Debt consolidation loans and balance transfer cards are both useful options to help pay down your existing balances. They can allow you to pay off your debt at a lower interest rate than the one on your current credit card. 

The best credit cards for balance transfers offer a promo period, often with 0% APR, giving you a period of time in which you can pay down debt without having to worry about being charged additional interest.

Try a credit card payoff app

Another option to help pay down and manage debt is a credit card payoff app, like the one offered by Tally†. Tally’s credit card payoff app helps you manage due dates and pay down debt quickly and efficiently. With the help of Tally, you can potentially pay off your existing balances in full so that you no longer have to worry about paying interest on your credit cards.

Managing your credit cards can prevent interest charges and debt

When it comes to managing your personal finances, it’s important that you understand how credit cards work and how to avoid interest. 

Ideally, you’ll pay off your statement balance in full by the due date. Should your due date pass and you are still carrying a balance, your lender will begin charging you interest. 

Because credit card interest compounds, paying off your balance will become more and more challenging. In these cases, it’s a good idea to make your minimum monthly payments and try not to make any new purchases. You can also consider debt consolidation loans and balance transfer options.

A credit card payoff app like Tally can help you pay down your balances and manage your due dates with a lower-interest line of credit. Tally is useful for paying off existing balances and for managing future credit card bills so that you stay out of debt.

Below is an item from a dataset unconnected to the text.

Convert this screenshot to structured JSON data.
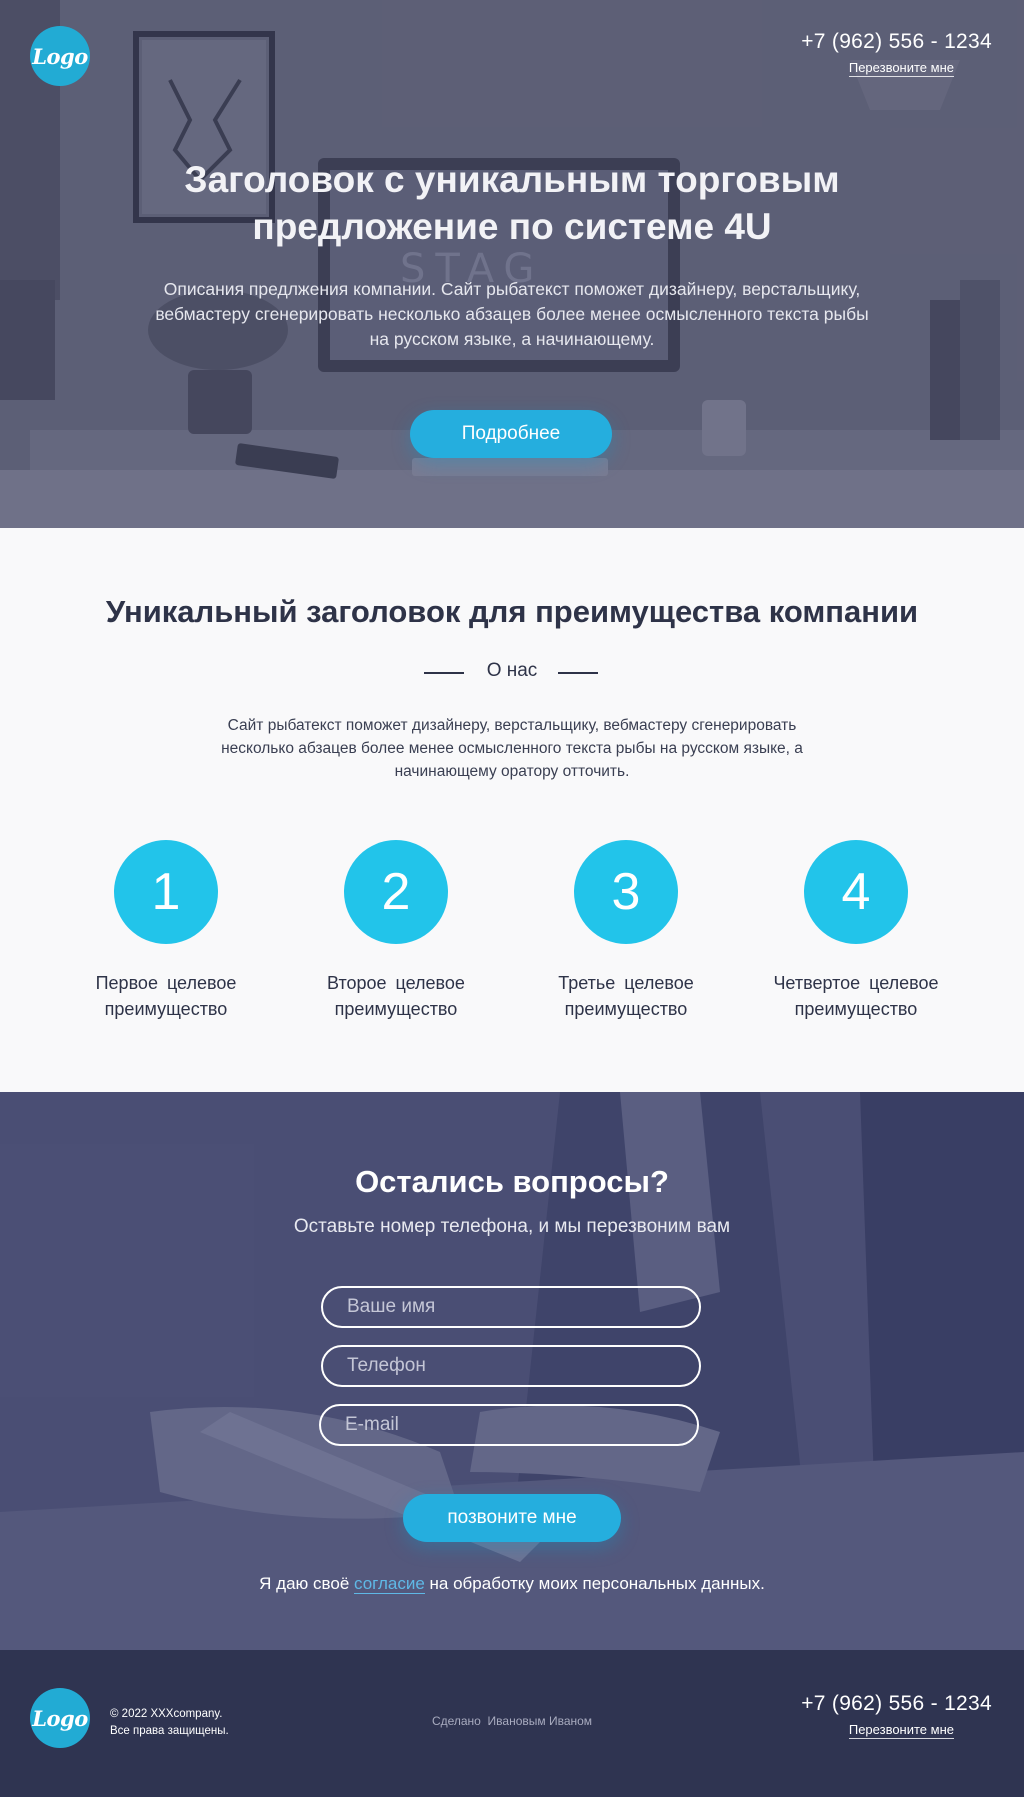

To get the benefits of a Tally line of credit, you must qualify for and accept a Tally line of credit. The APR (which is the same as your interest rate) will be between 7.90% and 29.99% per year and will be based on your credit history. The APR will vary with the market based on the Prime Rate. Annual fees range from $0 - $300.